Activity.
The answer should be each line from the entries below that has the word "thumb" in it.

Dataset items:
----
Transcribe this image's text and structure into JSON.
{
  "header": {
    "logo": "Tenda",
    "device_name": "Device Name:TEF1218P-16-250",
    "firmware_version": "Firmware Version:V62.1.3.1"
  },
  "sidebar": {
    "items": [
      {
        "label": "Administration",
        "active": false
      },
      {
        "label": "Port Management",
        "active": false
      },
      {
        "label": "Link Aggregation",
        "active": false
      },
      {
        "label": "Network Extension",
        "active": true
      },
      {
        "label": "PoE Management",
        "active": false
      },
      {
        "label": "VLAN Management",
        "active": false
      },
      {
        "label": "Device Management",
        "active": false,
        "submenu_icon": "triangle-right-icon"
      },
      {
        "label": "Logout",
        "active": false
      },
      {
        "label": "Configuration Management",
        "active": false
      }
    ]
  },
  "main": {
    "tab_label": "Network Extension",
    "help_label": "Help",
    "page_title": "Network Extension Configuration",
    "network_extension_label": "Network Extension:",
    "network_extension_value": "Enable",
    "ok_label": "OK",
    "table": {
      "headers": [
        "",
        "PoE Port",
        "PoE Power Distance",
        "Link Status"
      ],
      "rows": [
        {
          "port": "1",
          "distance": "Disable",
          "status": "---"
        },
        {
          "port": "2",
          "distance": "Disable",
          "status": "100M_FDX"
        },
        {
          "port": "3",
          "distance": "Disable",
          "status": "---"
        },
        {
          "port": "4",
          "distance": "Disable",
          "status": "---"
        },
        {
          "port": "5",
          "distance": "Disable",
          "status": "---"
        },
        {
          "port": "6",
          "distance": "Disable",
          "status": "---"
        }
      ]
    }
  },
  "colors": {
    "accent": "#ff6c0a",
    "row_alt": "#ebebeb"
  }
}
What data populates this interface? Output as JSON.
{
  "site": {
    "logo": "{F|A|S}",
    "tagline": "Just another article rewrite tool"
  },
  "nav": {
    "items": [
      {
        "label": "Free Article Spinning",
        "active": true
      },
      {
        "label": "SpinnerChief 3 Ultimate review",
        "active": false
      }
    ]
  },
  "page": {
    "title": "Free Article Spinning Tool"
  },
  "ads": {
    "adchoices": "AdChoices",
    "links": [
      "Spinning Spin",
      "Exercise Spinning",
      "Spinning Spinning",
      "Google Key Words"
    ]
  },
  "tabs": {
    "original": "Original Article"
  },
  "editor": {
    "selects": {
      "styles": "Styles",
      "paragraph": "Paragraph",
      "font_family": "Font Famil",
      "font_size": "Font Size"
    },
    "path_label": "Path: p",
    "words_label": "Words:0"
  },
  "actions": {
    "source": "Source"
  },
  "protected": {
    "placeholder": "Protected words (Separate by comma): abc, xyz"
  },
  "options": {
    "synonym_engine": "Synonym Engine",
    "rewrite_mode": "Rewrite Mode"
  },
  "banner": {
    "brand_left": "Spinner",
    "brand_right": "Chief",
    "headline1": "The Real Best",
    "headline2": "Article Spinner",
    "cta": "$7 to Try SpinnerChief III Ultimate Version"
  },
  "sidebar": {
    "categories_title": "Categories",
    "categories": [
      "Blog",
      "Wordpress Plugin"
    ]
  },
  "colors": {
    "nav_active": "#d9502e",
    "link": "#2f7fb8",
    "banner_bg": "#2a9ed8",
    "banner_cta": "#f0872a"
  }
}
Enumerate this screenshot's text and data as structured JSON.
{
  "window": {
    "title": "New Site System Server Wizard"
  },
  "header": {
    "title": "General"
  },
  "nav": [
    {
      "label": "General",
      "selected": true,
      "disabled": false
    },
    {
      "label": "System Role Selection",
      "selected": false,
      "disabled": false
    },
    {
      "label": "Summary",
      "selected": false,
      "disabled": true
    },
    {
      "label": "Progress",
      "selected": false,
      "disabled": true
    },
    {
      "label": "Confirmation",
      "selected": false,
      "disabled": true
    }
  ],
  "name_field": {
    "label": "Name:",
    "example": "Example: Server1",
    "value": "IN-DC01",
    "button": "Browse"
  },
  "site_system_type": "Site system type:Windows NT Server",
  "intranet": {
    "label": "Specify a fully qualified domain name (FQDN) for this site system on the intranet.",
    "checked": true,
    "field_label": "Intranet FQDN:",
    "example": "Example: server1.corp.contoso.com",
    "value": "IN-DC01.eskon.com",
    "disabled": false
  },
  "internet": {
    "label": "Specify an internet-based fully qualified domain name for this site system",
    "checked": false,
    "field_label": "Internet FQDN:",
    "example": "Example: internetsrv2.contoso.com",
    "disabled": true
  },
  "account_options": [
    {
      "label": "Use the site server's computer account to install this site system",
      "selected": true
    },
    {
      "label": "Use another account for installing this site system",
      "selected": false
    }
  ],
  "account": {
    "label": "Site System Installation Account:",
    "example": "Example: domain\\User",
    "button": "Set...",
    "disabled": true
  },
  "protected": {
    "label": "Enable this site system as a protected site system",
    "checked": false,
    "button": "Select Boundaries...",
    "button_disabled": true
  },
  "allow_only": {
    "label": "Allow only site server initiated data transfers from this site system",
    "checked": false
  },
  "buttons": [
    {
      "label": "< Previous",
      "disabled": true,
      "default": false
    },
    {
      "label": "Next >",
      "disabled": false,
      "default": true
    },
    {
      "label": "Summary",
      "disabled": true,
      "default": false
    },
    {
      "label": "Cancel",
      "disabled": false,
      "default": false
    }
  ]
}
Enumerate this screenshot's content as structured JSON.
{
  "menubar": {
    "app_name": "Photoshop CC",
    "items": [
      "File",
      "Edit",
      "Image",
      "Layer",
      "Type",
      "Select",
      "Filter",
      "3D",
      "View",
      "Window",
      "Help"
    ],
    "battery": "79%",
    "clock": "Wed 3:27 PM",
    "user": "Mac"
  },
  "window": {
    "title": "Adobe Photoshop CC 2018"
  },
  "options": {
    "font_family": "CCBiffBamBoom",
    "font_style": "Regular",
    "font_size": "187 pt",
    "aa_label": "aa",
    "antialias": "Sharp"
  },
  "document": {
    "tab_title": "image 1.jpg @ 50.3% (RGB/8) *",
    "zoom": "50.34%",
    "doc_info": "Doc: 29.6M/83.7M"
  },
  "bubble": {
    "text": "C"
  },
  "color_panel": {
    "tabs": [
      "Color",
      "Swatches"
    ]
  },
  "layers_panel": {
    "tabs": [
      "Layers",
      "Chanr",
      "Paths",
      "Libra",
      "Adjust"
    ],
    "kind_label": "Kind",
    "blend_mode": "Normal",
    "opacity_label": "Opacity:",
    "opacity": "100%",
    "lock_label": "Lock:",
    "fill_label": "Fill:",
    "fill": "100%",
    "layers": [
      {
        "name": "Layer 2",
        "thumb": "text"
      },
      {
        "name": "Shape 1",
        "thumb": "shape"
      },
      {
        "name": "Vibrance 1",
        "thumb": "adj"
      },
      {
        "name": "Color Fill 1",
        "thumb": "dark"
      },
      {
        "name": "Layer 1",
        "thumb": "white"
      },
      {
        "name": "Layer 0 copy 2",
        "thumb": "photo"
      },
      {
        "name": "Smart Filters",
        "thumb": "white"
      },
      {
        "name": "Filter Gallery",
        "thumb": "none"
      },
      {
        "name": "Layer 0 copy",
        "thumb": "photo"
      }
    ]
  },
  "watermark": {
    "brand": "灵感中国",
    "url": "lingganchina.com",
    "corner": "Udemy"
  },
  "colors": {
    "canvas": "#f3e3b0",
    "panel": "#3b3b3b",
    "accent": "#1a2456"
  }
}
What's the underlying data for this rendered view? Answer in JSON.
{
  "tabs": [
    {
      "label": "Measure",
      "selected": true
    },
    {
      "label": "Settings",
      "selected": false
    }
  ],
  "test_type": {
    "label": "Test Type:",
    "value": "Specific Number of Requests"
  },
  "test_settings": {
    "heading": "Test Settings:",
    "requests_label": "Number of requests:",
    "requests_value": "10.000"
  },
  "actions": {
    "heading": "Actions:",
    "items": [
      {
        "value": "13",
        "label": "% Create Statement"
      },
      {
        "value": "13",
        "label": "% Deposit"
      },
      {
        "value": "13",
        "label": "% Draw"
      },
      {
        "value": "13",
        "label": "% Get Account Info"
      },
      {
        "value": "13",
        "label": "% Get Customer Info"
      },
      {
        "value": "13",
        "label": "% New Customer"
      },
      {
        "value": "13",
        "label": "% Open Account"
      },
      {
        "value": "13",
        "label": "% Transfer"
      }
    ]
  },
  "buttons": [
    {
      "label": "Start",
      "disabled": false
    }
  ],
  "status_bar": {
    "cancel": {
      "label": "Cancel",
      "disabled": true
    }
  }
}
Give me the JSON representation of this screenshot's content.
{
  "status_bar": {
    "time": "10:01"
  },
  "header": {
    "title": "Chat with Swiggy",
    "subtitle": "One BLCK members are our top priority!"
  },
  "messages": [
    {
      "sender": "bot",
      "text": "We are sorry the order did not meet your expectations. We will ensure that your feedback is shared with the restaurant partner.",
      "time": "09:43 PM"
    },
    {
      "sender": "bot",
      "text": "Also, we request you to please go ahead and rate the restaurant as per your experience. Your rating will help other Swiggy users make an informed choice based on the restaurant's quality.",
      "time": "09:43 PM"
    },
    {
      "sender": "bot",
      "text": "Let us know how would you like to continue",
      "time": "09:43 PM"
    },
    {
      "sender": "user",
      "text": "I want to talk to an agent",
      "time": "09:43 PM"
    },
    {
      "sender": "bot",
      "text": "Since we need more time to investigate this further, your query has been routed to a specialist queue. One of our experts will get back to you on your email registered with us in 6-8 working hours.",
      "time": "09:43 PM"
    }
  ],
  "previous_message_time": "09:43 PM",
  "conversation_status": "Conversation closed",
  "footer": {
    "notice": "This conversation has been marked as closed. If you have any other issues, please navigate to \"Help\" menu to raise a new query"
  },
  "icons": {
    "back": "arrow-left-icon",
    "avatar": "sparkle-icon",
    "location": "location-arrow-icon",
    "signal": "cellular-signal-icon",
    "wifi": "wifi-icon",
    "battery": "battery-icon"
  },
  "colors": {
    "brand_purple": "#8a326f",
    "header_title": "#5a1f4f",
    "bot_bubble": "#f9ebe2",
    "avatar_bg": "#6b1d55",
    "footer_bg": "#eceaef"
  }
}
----
Expected answer.
        "thumb": "text"
        "thumb": "shape"
        "thumb": "adj"
        "thumb": "dark"
        "thumb": "white"
        "thumb": "photo"
        "thumb": "white"
        "thumb": "none"
        "thumb": "photo"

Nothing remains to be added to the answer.